Aim of the exercise:
Match the word "Address". Return each line of the data below where it appears.

Supplied entries:
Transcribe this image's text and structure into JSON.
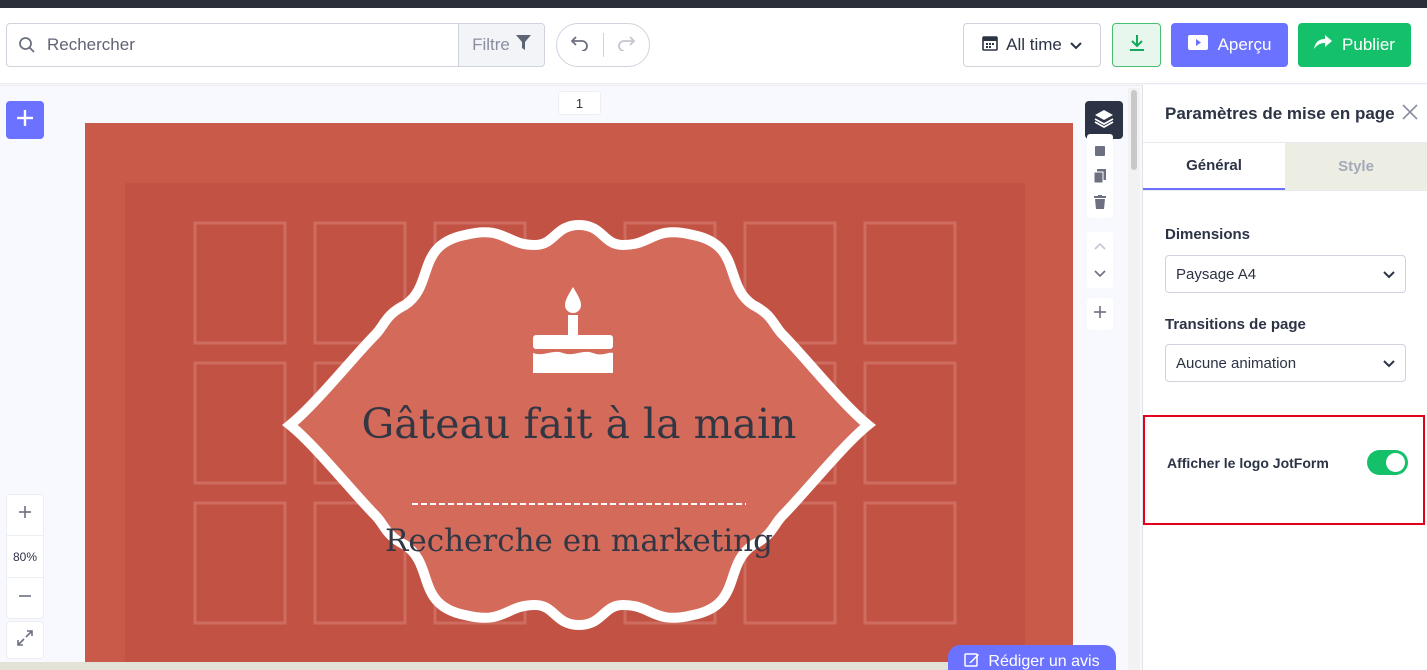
{
  "toolbar": {
    "search_placeholder": "Rechercher",
    "filter_label": "Filtre",
    "time_label": "All time",
    "preview_label": "Aperçu",
    "publish_label": "Publier"
  },
  "canvas": {
    "page_number": "1",
    "zoom_level": "80%",
    "slide_title": "Gâteau fait à la main",
    "slide_subtitle": "Recherche en marketing",
    "review_label": "Rédiger un avis"
  },
  "panel": {
    "title": "Paramètres de mise en page",
    "tabs": [
      {
        "label": "Général"
      },
      {
        "label": "Style"
      }
    ],
    "dimensions_label": "Dimensions",
    "dimensions_value": "Paysage A4",
    "transitions_label": "Transitions de page",
    "transitions_value": "Aucune animation",
    "logo_label": "Afficher le logo JotForm",
    "logo_enabled": true
  },
  "colors": {
    "accent": "#6b72ff",
    "publish": "#15c06b",
    "slide_overlay": "#c75a4b",
    "highlight": "#e2001a"
  }
}
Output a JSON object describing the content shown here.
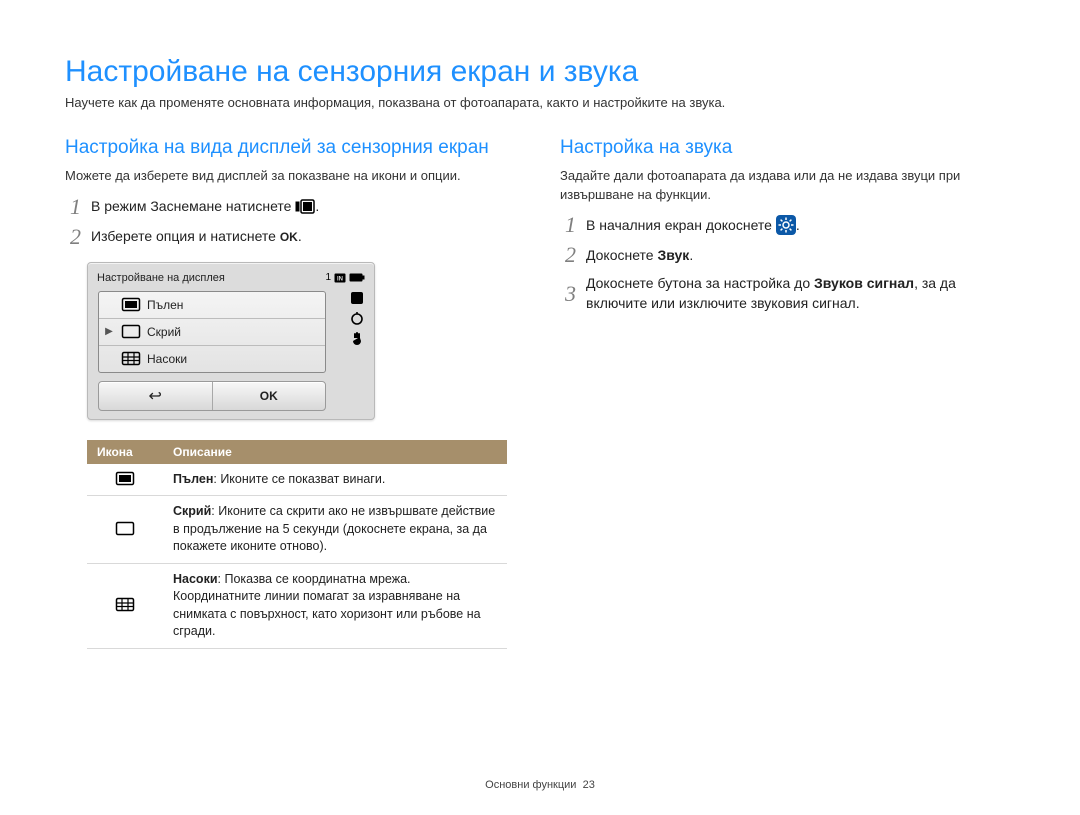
{
  "page": {
    "title": "Настройване на сензорния екран и звука",
    "intro": "Научете как да променяте основната информация, показвана от фотоапарата, както и настройките на звука."
  },
  "left": {
    "title": "Настройка на вида дисплей за сензорния екран",
    "desc": "Можете да изберете вид дисплей за показване на икони и опции.",
    "step1": "В режим Заснемане натиснете ",
    "step1_after": ".",
    "step2": "Изберете опция и натиснете ",
    "step2_after": "."
  },
  "camera": {
    "title": "Настройване на дисплея",
    "count": "1",
    "opt1": "Пълен",
    "opt2": "Скрий",
    "opt3": "Насоки",
    "ok": "OK"
  },
  "table": {
    "th1": "Икона",
    "th2": "Описание",
    "r1_name": "Пълен",
    "r1_text": ": Иконите се показват винаги.",
    "r2_name": "Скрий",
    "r2_text": ": Иконите са скрити ако не извършвате действие в продължение на 5 секунди (докоснете екрана, за да покажете иконите отново).",
    "r3_name": "Насоки",
    "r3_text": ": Показва се координатна мрежа. Координатните линии помагат за изравняване на снимката с повърхност, като хоризонт или ръбове на сгради."
  },
  "right": {
    "title": "Настройка на звука",
    "desc": "Задайте дали фотоапарата да издава или да не издава звуци при извършване на функции.",
    "step1": "В началния екран докоснете ",
    "step1_after": ".",
    "step2_pre": "Докоснете ",
    "step2_bold": "Звук",
    "step2_after": ".",
    "step3_pre": "Докоснете бутона за настройка до ",
    "step3_bold": "Звуков сигнал",
    "step3_after": ", за да включите или изключите звуковия сигнал."
  },
  "footer": {
    "section": "Основни функции",
    "page": "23"
  }
}
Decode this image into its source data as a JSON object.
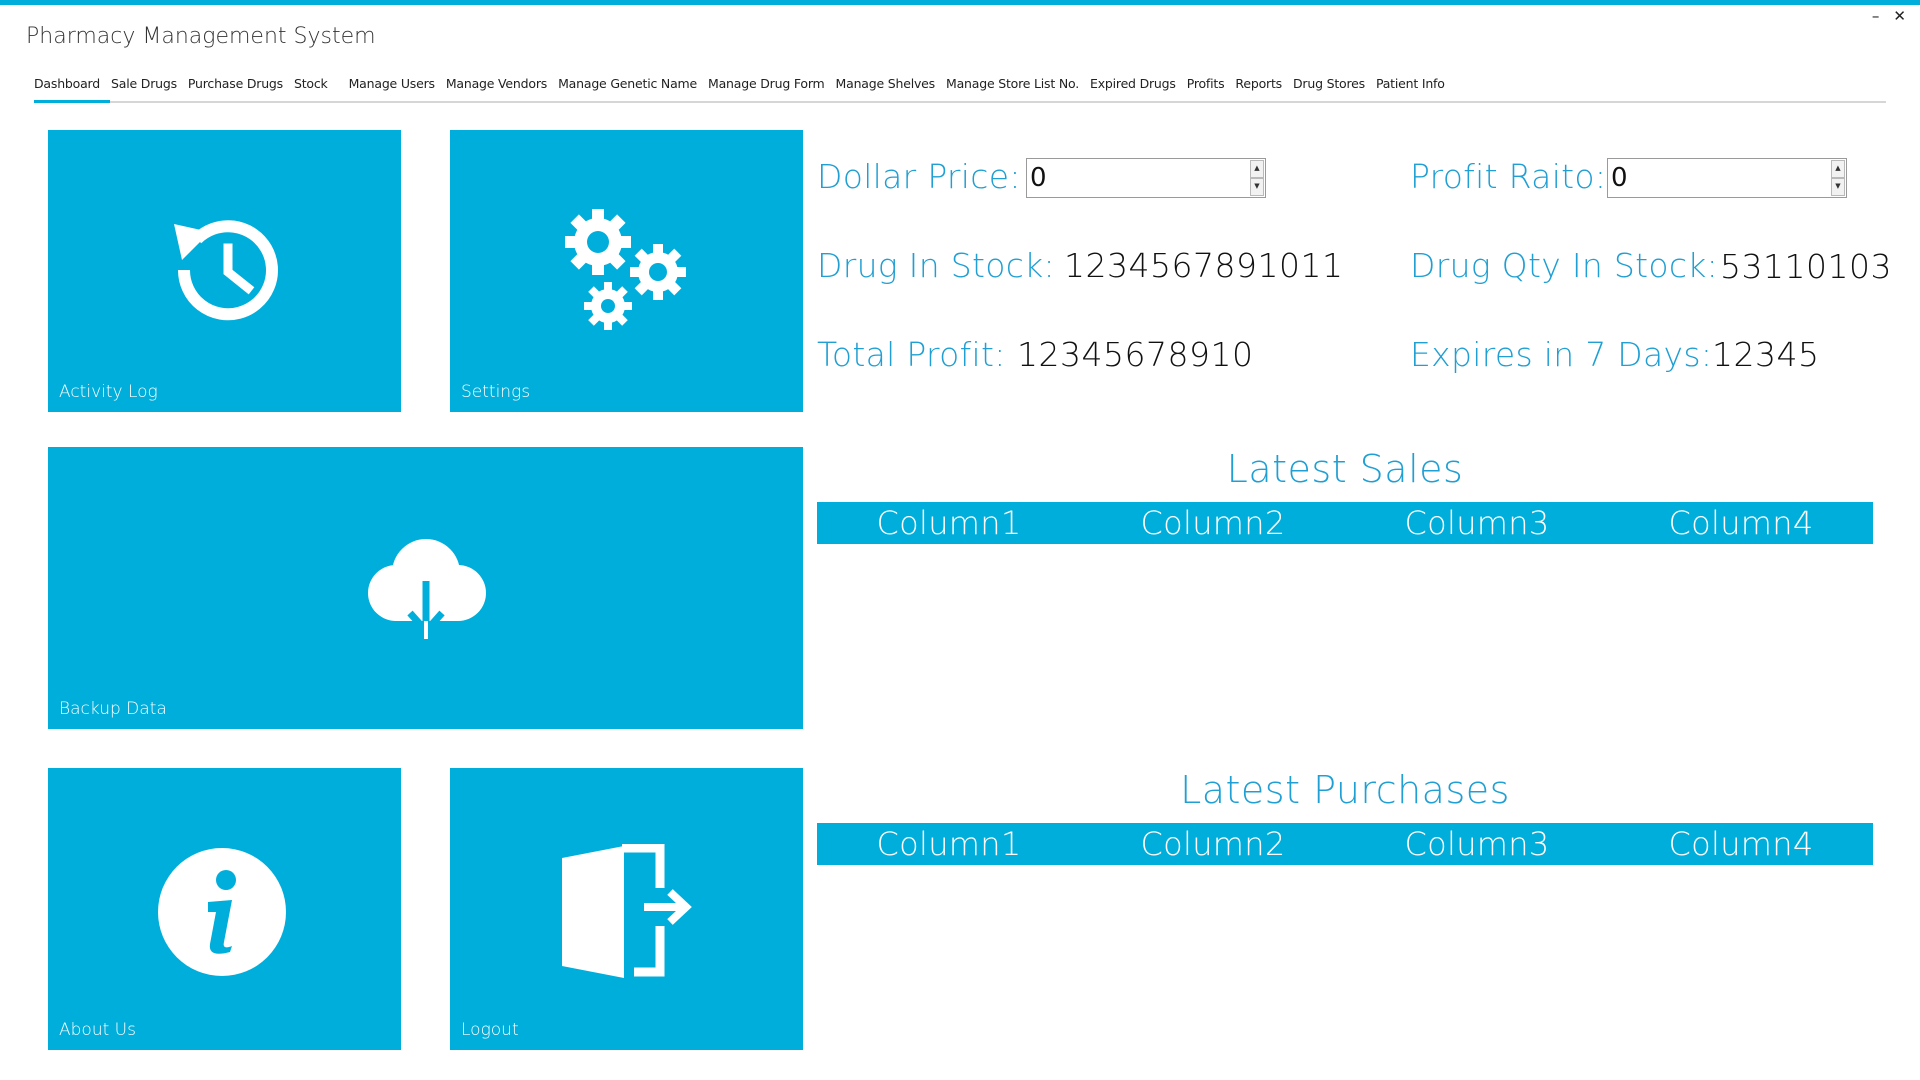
{
  "app": {
    "title": "Pharmacy Management System"
  },
  "window_controls": {
    "minimize": "–",
    "close": "✕"
  },
  "menu": {
    "items": [
      "Dashboard",
      "Sale Drugs",
      "Purchase Drugs",
      "Stock",
      "Manage Users",
      "Manage Vendors",
      "Manage Genetic Name",
      "Manage Drug Form",
      "Manage Shelves",
      "Manage Store List No.",
      "Expired Drugs",
      "Profits",
      "Reports",
      "Drug Stores",
      "Patient Info"
    ],
    "active": "Dashboard"
  },
  "tiles": {
    "activity_log": {
      "label": "Activity Log",
      "icon": "history-icon"
    },
    "settings": {
      "label": "Settings",
      "icon": "gears-icon"
    },
    "backup_data": {
      "label": "Backup Data",
      "icon": "cloud-download-icon"
    },
    "about_us": {
      "label": "About Us",
      "icon": "info-icon"
    },
    "logout": {
      "label": "Logout",
      "icon": "exit-door-icon"
    }
  },
  "stats": {
    "dollar_price": {
      "label": "Dollar Price:",
      "value": "0"
    },
    "profit_ratio": {
      "label": "Profit Raito:",
      "value": "0"
    },
    "drug_in_stock": {
      "label": "Drug In Stock:",
      "value": "1234567891011"
    },
    "drug_qty_in_stock": {
      "label": "Drug Qty In Stock:",
      "value": "53110103"
    },
    "total_profit": {
      "label": "Total Profit:",
      "value": "12345678910"
    },
    "expires_in_7_days": {
      "label": "Expires in 7 Days:",
      "value": "12345"
    }
  },
  "latest_sales": {
    "title": "Latest Sales",
    "columns": [
      "Column1",
      "Column2",
      "Column3",
      "Column4"
    ]
  },
  "latest_purchases": {
    "title": "Latest Purchases",
    "columns": [
      "Column1",
      "Column2",
      "Column3",
      "Column4"
    ]
  },
  "colors": {
    "accent": "#00AEDB",
    "label_text": "#1F9FD3",
    "tile_text": "#FFFFFF"
  }
}
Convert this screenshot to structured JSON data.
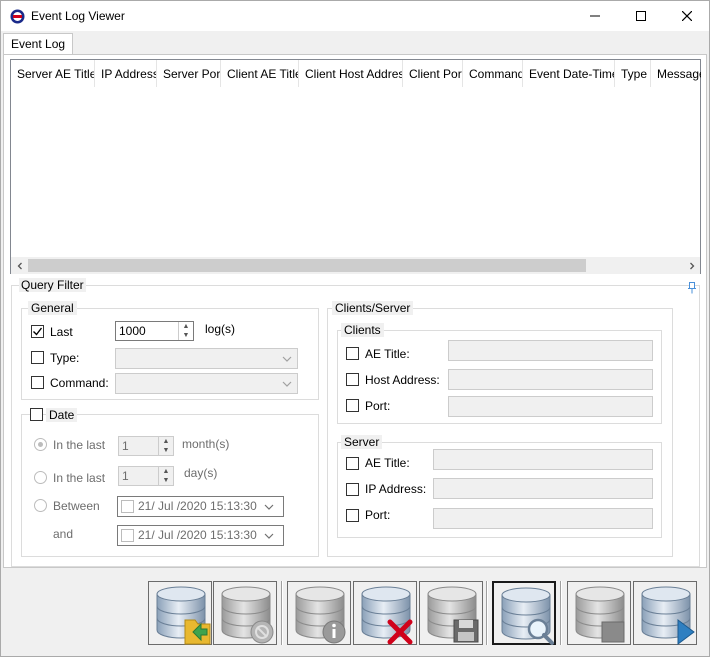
{
  "window": {
    "title": "Event Log Viewer"
  },
  "tabs": [
    {
      "label": "Event Log"
    }
  ],
  "log_table": {
    "columns": [
      "Server AE Title",
      "IP Address",
      "Server Port",
      "Client AE Title",
      "Client Host Address",
      "Client Port",
      "Command",
      "Event Date-Time",
      "Type",
      "Message"
    ],
    "rows": []
  },
  "query_filter": {
    "title": "Query Filter",
    "general": {
      "title": "General",
      "last_label": "Last",
      "last_checked": true,
      "last_value": "1000",
      "last_unit": "log(s)",
      "type_label": "Type:",
      "command_label": "Command:"
    },
    "date": {
      "title": "Date",
      "in_the_last_label": "In the last",
      "months_value": "1",
      "months_unit": "month(s)",
      "days_value": "1",
      "days_unit": "day(s)",
      "between_label": "Between",
      "and_label": "and",
      "from_date": "21/ Jul /2020 15:13:30",
      "to_date": "21/ Jul /2020 15:13:30"
    },
    "clients_server": {
      "title": "Clients/Server",
      "clients": {
        "title": "Clients",
        "ae_title_label": "AE Title:",
        "host_address_label": "Host Address:",
        "port_label": "Port:"
      },
      "server": {
        "title": "Server",
        "ae_title_label": "AE Title:",
        "ip_address_label": "IP Address:",
        "port_label": "Port:"
      }
    }
  },
  "toolbar": {
    "buttons": [
      {
        "icon": "database-open-icon",
        "enabled": true
      },
      {
        "icon": "database-disconnect-icon",
        "enabled": false
      },
      {
        "icon": "database-info-icon",
        "enabled": false
      },
      {
        "icon": "database-delete-icon",
        "enabled": true
      },
      {
        "icon": "database-save-icon",
        "enabled": false
      },
      {
        "icon": "database-search-icon",
        "enabled": true
      },
      {
        "icon": "database-stop-icon",
        "enabled": false
      },
      {
        "icon": "database-play-icon",
        "enabled": true
      }
    ]
  },
  "colors": {
    "accent_red": "#d0021b",
    "accent_blue": "#2f7fc1",
    "folder_yellow": "#e8b830"
  }
}
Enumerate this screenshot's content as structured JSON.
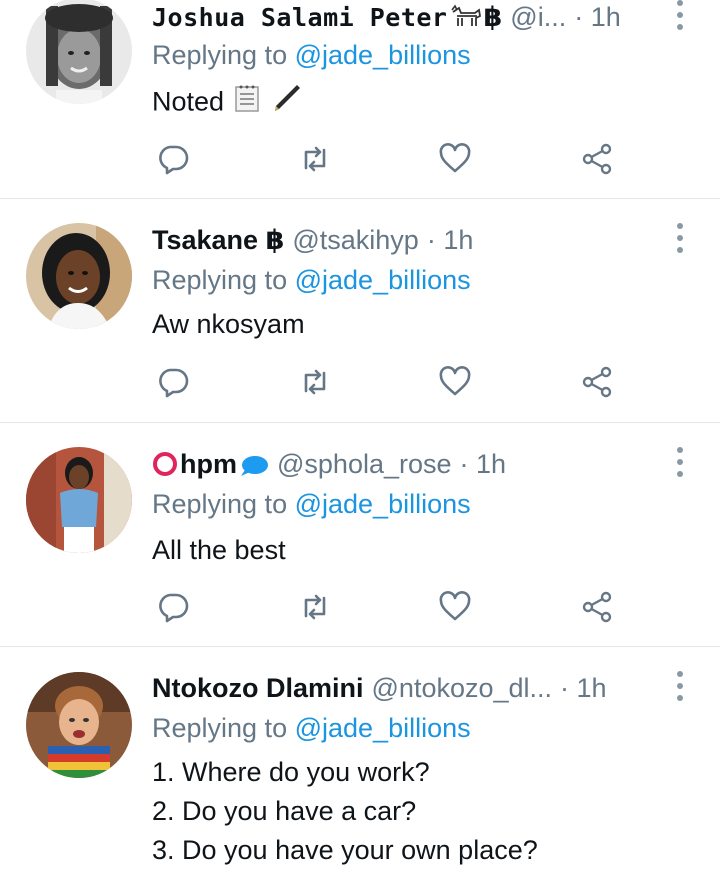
{
  "tweets": [
    {
      "name": "Joshua Salami Peter",
      "name_suffix": "฿",
      "handle": "@i...",
      "time": "· 1h",
      "replying_prefix": "Replying to ",
      "replying_to": "@jade_billions",
      "lines": [
        "Noted"
      ]
    },
    {
      "name": "Tsakane",
      "name_suffix": " ฿",
      "handle": "@tsakihyp",
      "time": "· 1h",
      "replying_prefix": "Replying to ",
      "replying_to": "@jade_billions",
      "lines": [
        "Aw nkosyam"
      ]
    },
    {
      "name": "hpm",
      "name_suffix": "",
      "handle": "@sphola_rose",
      "time": "· 1h",
      "replying_prefix": "Replying to ",
      "replying_to": "@jade_billions",
      "lines": [
        "All the best"
      ]
    },
    {
      "name": "Ntokozo Dlamini",
      "name_suffix": "",
      "handle": "@ntokozo_dl...",
      "time": "· 1h",
      "replying_prefix": "Replying to ",
      "replying_to": "@jade_billions",
      "lines": [
        "1. Where do you work?",
        "2. Do you have a car?",
        "3. Do you have your own place?"
      ]
    }
  ],
  "icons": {
    "reply": "reply-icon",
    "retweet": "retweet-icon",
    "like": "heart-icon",
    "share": "share-icon",
    "more": "more-vertical-icon"
  },
  "colors": {
    "icon_gray": "#657786",
    "mention_blue": "#1b95e0",
    "divider": "#e1e8ed",
    "circle_red": "#e0245e",
    "speech_blue": "#1d9bf0"
  }
}
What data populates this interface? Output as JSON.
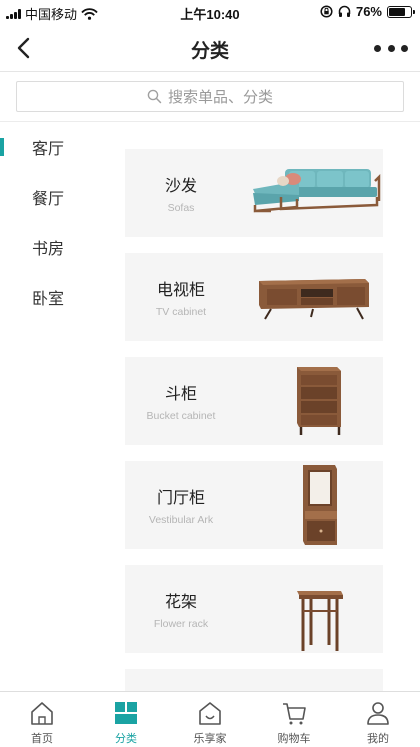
{
  "status_bar": {
    "carrier": "中国移动",
    "time": "上午10:40",
    "battery": "76%",
    "battery_level": 0.76
  },
  "nav": {
    "title": "分类",
    "back_icon": "chevron-left-icon",
    "more_icon": "more-dots-icon"
  },
  "search": {
    "placeholder": "搜索单品、分类",
    "icon": "search-icon"
  },
  "sidebar": {
    "items": [
      {
        "label": "客厅",
        "active": true
      },
      {
        "label": "餐厅",
        "active": false
      },
      {
        "label": "书房",
        "active": false
      },
      {
        "label": "卧室",
        "active": false
      }
    ]
  },
  "categories": [
    {
      "title": "沙发",
      "subtitle": "Sofas",
      "image": "sofa"
    },
    {
      "title": "电视柜",
      "subtitle": "TV cabinet",
      "image": "tv-cabinet"
    },
    {
      "title": "斗柜",
      "subtitle": "Bucket cabinet",
      "image": "chest-of-drawers"
    },
    {
      "title": "门厅柜",
      "subtitle": "Vestibular Ark",
      "image": "hall-stand"
    },
    {
      "title": "花架",
      "subtitle": "Flower rack",
      "image": "flower-stand"
    }
  ],
  "tab_bar": {
    "tabs": [
      {
        "label": "首页",
        "icon": "home-icon",
        "active": false
      },
      {
        "label": "分类",
        "icon": "category-icon",
        "active": true
      },
      {
        "label": "乐享家",
        "icon": "lexiangjia-icon",
        "active": false
      },
      {
        "label": "购物车",
        "icon": "cart-icon",
        "active": false
      },
      {
        "label": "我的",
        "icon": "profile-icon",
        "active": false
      }
    ]
  },
  "colors": {
    "accent": "#1aa3a3",
    "card_bg": "#f5f5f5",
    "wood": "#8a5a3a",
    "sofa_fabric": "#6fb7bd"
  }
}
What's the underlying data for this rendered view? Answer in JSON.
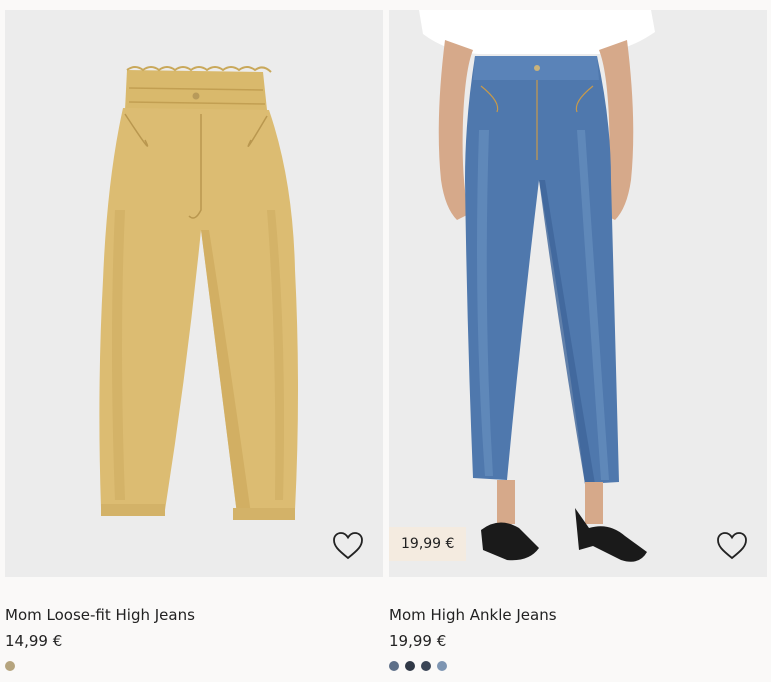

Answer box:
      "IP Address",
      "Client Host Address",
        "host_address_label": "Host Address:",
        "ip_address_label": "IP Address:",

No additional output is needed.